Extraordinary chat with Tony George, SJ, yesterday. He is preparing a paper for a Tukaram symposium at Pune University. He has come up with a wonderfully creative approach.
The background is the usual attitude of Hindus. They feel that people like J.E. Abbott, the one who opened Tukaram to the West, are only subserving their Christian missionary goals. They feel Tukaram opens the way to introducing the gospel in India.
Tony takes a different approach. He begins from Cassirer's idea of 'soul-making.' All great literature is involved in soul-making. Tony's thesis is that the reading of Tukaram contributes to soul-making in the Christian. Abbott, for example, is a Protestant; he does not have much to do or say about the feminine aspects of the Christian mystery, because, being a Protestant, he has no place for Mary. Tukaram, instead, speaks of God as mauli, mother. The Protestant Abbott reading Tukaram is led, therefore, to fill a gap in his own religious experience. The paternal and masculine aspect of God is complemented by the maternal and feminine aspect from Tuka. So soul-making continues.

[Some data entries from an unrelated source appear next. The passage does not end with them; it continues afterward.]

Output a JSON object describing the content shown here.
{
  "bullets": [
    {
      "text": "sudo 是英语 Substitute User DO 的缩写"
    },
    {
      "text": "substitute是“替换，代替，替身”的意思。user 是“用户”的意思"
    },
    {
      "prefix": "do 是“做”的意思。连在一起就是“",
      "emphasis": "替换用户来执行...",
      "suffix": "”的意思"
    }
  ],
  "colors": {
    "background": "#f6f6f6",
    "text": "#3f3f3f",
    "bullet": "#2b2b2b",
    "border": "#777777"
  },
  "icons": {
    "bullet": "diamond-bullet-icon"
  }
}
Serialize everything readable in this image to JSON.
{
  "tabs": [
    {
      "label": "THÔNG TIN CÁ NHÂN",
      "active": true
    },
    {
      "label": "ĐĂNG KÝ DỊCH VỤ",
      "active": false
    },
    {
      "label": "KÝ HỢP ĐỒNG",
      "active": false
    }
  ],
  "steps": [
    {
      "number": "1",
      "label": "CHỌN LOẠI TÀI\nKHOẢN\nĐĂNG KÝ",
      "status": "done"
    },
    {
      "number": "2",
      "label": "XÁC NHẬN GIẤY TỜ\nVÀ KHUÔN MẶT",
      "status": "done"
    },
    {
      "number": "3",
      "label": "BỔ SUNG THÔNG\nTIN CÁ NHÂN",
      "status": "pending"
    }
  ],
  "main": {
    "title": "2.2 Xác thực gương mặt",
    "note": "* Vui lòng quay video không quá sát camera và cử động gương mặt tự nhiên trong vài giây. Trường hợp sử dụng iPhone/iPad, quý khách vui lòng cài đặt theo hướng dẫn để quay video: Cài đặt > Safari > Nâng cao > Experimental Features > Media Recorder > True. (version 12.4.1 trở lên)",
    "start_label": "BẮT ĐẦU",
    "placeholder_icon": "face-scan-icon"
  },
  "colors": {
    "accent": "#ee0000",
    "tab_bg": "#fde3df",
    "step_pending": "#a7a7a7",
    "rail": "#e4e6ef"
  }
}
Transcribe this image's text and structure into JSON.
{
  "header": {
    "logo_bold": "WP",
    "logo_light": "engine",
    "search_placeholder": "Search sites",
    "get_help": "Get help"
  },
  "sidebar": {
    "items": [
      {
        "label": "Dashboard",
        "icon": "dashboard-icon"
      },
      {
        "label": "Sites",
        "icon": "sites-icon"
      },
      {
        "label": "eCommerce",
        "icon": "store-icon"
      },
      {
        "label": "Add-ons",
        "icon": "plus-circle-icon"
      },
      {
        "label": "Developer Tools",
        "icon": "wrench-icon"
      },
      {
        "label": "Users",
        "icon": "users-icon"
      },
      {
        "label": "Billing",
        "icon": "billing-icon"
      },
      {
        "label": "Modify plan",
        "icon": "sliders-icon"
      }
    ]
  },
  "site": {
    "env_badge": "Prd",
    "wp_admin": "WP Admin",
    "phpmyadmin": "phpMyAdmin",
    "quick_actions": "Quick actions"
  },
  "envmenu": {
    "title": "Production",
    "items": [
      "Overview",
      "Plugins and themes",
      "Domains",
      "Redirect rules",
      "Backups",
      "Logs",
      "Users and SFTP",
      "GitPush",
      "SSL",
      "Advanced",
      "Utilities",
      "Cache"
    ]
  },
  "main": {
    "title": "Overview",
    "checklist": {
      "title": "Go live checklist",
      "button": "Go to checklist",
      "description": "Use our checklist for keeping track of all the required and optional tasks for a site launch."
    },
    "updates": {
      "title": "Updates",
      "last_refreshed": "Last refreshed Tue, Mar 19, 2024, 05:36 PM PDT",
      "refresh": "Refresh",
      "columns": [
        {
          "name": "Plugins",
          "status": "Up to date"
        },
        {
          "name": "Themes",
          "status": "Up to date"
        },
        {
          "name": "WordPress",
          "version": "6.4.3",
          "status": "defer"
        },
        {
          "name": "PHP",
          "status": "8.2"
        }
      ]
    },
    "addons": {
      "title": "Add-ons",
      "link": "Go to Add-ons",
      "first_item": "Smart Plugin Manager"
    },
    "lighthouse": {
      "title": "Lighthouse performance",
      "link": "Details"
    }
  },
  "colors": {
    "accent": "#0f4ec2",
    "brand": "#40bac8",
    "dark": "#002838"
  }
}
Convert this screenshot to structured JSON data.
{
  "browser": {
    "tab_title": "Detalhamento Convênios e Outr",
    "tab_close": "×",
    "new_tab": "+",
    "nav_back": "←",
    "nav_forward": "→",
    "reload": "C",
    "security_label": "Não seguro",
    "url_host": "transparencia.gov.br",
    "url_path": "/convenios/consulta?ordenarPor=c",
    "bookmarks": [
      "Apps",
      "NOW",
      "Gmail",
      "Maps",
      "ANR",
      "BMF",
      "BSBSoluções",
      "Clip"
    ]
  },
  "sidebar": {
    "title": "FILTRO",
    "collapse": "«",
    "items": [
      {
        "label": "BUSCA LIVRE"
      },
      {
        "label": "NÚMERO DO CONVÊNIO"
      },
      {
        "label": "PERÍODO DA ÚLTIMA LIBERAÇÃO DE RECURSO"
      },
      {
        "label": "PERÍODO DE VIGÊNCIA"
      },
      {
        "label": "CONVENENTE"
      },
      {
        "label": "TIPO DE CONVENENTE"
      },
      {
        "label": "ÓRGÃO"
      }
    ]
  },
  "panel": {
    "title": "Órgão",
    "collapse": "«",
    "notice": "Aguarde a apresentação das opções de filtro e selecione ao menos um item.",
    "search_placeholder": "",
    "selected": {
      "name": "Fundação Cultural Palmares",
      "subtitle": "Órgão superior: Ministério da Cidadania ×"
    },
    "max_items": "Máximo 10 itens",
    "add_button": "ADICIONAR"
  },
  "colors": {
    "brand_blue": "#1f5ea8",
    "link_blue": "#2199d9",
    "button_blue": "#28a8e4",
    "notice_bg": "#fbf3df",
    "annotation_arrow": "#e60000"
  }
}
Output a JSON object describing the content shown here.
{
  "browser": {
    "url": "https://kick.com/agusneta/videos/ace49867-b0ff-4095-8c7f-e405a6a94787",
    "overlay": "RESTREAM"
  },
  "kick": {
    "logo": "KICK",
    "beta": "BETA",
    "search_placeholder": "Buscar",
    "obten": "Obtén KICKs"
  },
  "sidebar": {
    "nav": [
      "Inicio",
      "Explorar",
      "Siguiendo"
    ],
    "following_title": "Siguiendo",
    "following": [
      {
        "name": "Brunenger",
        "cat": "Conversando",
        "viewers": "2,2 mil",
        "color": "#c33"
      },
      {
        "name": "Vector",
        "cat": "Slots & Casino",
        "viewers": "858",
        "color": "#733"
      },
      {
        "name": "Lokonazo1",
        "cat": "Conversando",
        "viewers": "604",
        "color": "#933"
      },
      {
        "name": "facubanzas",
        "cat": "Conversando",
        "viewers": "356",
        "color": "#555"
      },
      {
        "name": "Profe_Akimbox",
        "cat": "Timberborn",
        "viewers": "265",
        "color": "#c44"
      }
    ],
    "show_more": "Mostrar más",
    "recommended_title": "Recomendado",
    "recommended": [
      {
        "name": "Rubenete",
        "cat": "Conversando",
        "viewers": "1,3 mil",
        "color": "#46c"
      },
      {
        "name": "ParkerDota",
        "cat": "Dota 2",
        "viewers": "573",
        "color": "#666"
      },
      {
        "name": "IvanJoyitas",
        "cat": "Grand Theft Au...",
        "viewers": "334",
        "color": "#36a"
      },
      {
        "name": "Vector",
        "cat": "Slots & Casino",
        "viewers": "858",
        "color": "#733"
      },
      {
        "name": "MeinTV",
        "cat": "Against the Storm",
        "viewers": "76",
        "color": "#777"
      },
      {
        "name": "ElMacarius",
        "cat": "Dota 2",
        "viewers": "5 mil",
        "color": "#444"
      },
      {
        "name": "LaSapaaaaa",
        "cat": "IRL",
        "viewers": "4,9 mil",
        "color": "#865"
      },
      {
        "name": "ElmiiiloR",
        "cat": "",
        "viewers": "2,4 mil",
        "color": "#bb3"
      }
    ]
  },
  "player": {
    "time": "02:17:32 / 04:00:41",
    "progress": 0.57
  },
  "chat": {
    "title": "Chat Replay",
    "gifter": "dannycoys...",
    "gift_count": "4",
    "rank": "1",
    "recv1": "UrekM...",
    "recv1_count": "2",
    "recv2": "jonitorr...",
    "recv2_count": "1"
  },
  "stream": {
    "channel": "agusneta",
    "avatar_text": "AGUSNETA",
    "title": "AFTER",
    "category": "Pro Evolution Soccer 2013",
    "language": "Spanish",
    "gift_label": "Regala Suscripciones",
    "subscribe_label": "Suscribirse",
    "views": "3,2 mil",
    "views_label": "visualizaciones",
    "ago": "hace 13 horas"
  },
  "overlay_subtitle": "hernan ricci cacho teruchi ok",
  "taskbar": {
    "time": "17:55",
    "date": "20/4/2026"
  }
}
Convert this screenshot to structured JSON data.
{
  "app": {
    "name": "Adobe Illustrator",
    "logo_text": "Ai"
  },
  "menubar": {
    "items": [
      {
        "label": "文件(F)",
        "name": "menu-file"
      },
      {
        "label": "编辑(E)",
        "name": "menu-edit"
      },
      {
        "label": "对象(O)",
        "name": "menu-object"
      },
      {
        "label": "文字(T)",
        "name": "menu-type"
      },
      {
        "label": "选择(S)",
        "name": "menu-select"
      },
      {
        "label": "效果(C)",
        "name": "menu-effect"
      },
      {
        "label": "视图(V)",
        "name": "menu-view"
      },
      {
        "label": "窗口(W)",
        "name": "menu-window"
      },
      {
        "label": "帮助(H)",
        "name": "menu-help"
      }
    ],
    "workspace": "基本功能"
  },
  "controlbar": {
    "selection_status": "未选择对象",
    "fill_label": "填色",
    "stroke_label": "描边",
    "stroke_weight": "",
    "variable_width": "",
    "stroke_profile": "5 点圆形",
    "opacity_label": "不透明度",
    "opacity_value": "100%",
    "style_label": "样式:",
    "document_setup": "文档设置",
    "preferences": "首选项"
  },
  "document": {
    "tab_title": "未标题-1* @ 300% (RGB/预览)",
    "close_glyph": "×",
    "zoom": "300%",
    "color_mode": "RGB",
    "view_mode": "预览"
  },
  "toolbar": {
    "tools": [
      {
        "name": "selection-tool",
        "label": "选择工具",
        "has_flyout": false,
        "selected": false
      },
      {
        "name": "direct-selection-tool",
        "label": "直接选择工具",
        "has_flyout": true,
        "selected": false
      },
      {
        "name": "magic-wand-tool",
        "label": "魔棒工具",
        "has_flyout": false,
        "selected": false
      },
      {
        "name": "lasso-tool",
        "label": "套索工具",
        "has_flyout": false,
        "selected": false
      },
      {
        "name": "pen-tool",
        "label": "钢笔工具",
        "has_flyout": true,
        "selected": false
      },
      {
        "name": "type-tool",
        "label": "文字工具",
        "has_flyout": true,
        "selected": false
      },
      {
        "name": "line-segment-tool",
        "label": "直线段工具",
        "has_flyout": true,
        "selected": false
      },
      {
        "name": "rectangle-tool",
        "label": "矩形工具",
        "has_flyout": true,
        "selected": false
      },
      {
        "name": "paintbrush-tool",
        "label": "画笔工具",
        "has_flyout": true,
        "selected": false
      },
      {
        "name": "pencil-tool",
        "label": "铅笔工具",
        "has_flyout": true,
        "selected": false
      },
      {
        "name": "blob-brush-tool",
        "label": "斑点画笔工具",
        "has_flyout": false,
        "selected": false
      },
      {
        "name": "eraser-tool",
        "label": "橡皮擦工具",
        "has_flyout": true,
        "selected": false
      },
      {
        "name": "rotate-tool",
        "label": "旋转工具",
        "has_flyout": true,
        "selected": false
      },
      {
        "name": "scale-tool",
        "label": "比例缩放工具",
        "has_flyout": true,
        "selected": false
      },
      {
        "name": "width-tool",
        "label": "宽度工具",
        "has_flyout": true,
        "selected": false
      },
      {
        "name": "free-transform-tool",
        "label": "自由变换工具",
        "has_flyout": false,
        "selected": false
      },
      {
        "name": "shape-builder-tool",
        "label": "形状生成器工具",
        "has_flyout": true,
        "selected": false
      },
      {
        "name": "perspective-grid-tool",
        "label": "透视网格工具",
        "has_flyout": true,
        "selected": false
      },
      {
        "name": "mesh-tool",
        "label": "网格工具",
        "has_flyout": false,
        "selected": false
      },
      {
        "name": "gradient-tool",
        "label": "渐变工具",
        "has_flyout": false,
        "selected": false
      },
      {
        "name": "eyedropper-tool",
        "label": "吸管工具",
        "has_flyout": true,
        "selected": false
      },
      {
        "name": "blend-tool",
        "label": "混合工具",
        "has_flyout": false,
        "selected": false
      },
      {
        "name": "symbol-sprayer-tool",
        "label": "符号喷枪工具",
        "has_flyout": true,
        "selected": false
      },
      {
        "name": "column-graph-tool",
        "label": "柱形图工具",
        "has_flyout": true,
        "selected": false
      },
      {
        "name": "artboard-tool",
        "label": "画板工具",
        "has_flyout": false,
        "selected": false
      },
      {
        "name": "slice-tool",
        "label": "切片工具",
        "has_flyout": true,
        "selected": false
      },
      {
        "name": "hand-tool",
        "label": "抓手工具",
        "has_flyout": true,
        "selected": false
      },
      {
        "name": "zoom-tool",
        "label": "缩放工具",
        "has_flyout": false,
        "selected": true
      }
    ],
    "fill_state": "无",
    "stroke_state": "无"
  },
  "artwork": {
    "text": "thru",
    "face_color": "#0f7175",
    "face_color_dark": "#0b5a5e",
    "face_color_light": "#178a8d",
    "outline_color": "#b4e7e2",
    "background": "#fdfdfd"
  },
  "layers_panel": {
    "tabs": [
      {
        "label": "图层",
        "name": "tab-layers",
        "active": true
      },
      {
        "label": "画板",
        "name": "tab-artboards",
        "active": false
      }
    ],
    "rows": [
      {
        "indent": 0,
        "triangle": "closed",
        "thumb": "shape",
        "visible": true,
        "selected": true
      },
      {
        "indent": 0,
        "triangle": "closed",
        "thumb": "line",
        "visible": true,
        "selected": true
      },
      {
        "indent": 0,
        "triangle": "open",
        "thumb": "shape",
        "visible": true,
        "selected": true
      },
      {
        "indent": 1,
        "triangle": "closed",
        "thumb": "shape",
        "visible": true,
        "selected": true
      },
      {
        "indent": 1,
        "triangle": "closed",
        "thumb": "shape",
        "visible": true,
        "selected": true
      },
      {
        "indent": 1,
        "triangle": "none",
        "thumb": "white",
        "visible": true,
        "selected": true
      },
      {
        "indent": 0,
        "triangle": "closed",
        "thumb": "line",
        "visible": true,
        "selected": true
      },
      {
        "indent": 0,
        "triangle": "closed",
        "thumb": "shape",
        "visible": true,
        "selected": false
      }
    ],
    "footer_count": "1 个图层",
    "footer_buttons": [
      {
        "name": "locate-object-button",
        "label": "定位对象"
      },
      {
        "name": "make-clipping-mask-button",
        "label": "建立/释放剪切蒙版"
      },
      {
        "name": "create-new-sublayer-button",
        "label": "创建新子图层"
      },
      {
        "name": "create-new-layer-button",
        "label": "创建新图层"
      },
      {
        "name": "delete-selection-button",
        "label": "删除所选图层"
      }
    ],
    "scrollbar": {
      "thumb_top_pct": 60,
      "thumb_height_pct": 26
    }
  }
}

The Hindu, on the other hand, might find in the West and in Christianity a better appreciation of the social aspects. It is strange, Tony pointed out, that Tuka, despite calling God mauli, despised women. He thanks God for not giving him the body of a woman, for example. Here is something that Hinduism might learn from Jesus, who manifests a deep and extraordinary respect for women...
Wonderfully fresh and creative approach, one that I found very respectful, and yet talking about what two traditions might learn from one another.